But really, the point of his sermon was that tithing should be a part of your budget; that being generous to others is a part of honoring God, and therefore, it should be in your budget.
While I haven't fully accepted the whole church-thing just yet, I do like to go and listen, and each week I challenge myself to really understand the message, and listen to what it can teach me. Sometimes, I have to think on it a little bit; I've been known to judge way too quickly.
Whether I agree with a church giving financial advice is really beside the point.

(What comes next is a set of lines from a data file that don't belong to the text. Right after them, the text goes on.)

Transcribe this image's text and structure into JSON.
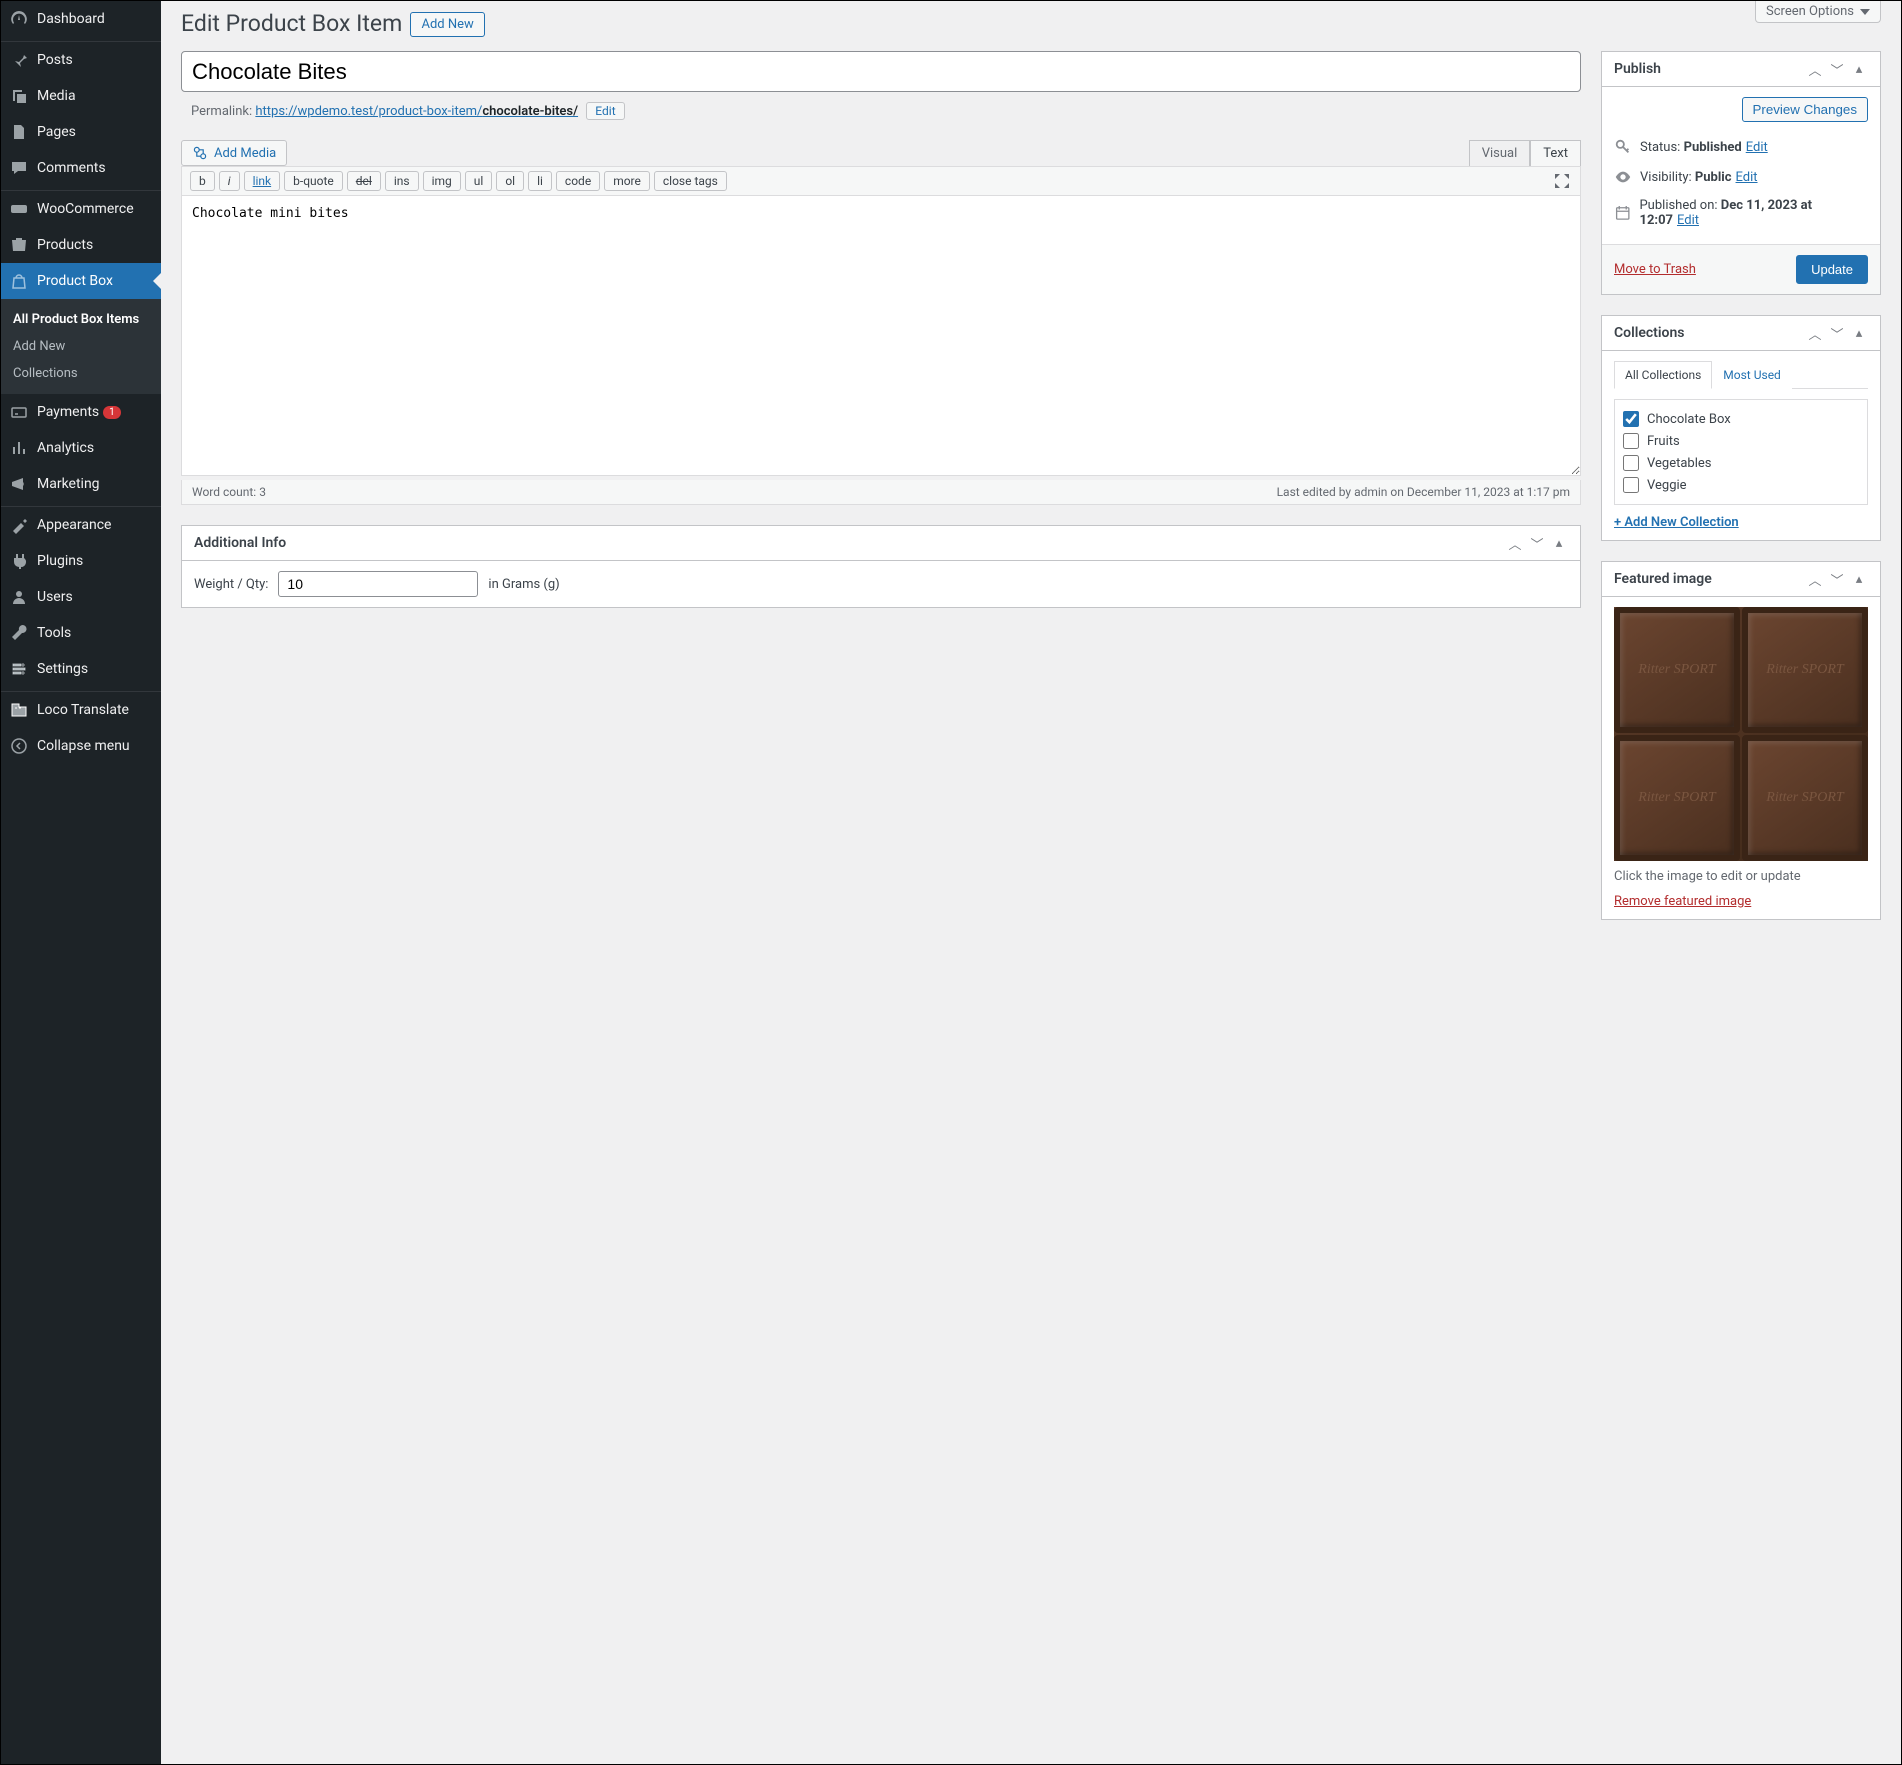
{
  "screen_options": "Screen Options",
  "page": {
    "title": "Edit Product Box Item",
    "add_new": "Add New"
  },
  "sidebar": {
    "items": [
      {
        "label": "Dashboard",
        "icon": "dashboard"
      },
      {
        "label": "Posts",
        "icon": "pin"
      },
      {
        "label": "Media",
        "icon": "media"
      },
      {
        "label": "Pages",
        "icon": "pages"
      },
      {
        "label": "Comments",
        "icon": "comments"
      },
      {
        "label": "WooCommerce",
        "icon": "woo"
      },
      {
        "label": "Products",
        "icon": "products"
      },
      {
        "label": "Product Box",
        "icon": "bag",
        "current": true
      },
      {
        "label": "Payments",
        "icon": "payments",
        "badge": "1"
      },
      {
        "label": "Analytics",
        "icon": "analytics"
      },
      {
        "label": "Marketing",
        "icon": "marketing"
      },
      {
        "label": "Appearance",
        "icon": "appearance"
      },
      {
        "label": "Plugins",
        "icon": "plugins"
      },
      {
        "label": "Users",
        "icon": "users"
      },
      {
        "label": "Tools",
        "icon": "tools"
      },
      {
        "label": "Settings",
        "icon": "settings"
      },
      {
        "label": "Loco Translate",
        "icon": "loco"
      },
      {
        "label": "Collapse menu",
        "icon": "collapse"
      }
    ],
    "submenu": [
      {
        "label": "All Product Box Items",
        "current": true
      },
      {
        "label": "Add New"
      },
      {
        "label": "Collections"
      }
    ]
  },
  "post": {
    "title": "Chocolate Bites",
    "permalink_label": "Permalink:",
    "permalink_base": "https://wpdemo.test/product-box-item/",
    "permalink_slug": "chocolate-bites/",
    "edit_slug": "Edit",
    "content": "Chocolate mini bites"
  },
  "editor": {
    "add_media": "Add Media",
    "tabs": {
      "visual": "Visual",
      "text": "Text"
    },
    "buttons": [
      "b",
      "i",
      "link",
      "b-quote",
      "del",
      "ins",
      "img",
      "ul",
      "ol",
      "li",
      "code",
      "more",
      "close tags"
    ],
    "word_count_label": "Word count:",
    "word_count": "3",
    "last_edited": "Last edited by admin on December 11, 2023 at 1:17 pm"
  },
  "additional_info": {
    "title": "Additional Info",
    "weight_label": "Weight / Qty:",
    "weight_value": "10",
    "weight_unit": "in Grams (g)"
  },
  "publish": {
    "title": "Publish",
    "preview": "Preview Changes",
    "status_label": "Status:",
    "status_value": "Published",
    "status_edit": "Edit",
    "visibility_label": "Visibility:",
    "visibility_value": "Public",
    "visibility_edit": "Edit",
    "date_label": "Published on:",
    "date_value": "Dec 11, 2023 at 12:07",
    "date_edit": "Edit",
    "trash": "Move to Trash",
    "update": "Update"
  },
  "collections": {
    "title": "Collections",
    "tab_all": "All Collections",
    "tab_used": "Most Used",
    "items": [
      {
        "label": "Chocolate Box",
        "checked": true
      },
      {
        "label": "Fruits",
        "checked": false
      },
      {
        "label": "Vegetables",
        "checked": false
      },
      {
        "label": "Veggie",
        "checked": false
      }
    ],
    "add_new": "+ Add New Collection"
  },
  "featured": {
    "title": "Featured image",
    "brand": "Ritter SPORT",
    "help": "Click the image to edit or update",
    "remove": "Remove featured image"
  }
}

Pastor did say something that really stuck with me. He said that living in excessive debt makes it hard for people to form a relationship with God; that basically, you can't serve two masters, and if you're drowning in debt, your lender ends up being the master you owe.
Whether or not you believe in religion or God or consider yourself a Christian, I feel like there is something for everyone in that message. When you get too attached to money - or to the things or status it buys - you lose a part of yourself. You can't manage a good relationship with yourself, with God or with anyone else if you're always chasing the next "thing."

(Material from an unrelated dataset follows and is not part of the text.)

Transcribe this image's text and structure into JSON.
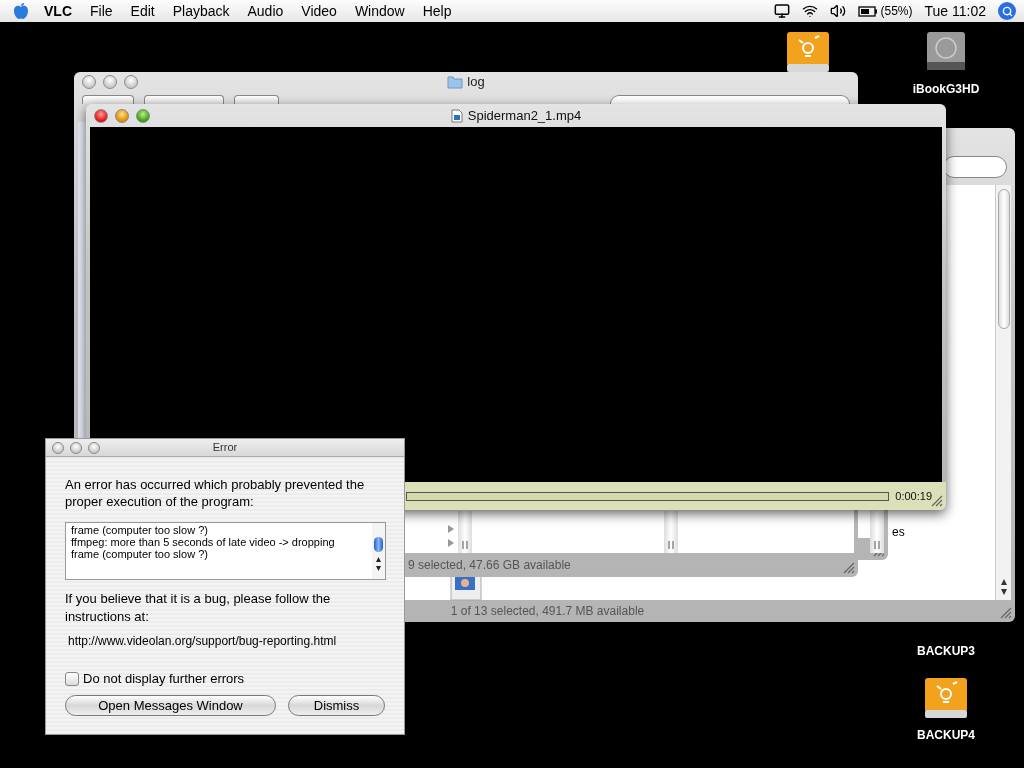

Drowning in debt means you've made your lender your master. They're not looking out for you; they don't care about your or your family or your future. Your lender isn't your friend. So why would you forsake your relationships, or your own self respect - to serve them?
Christian or not, I think anyone could agree that doesn't make any sense.
Anyone who knows me knows I like my stuff. They also know I put up with a job simply because it allows me the chance to have the things I like and meet my obligations.
But don't confuse responsibility or enjoyment with serving the wrong master. Those are things you want, but what you need is an honest, healthy relationship with yourself, your family, or with God.
Until you understand that, you won't ever truly be rich.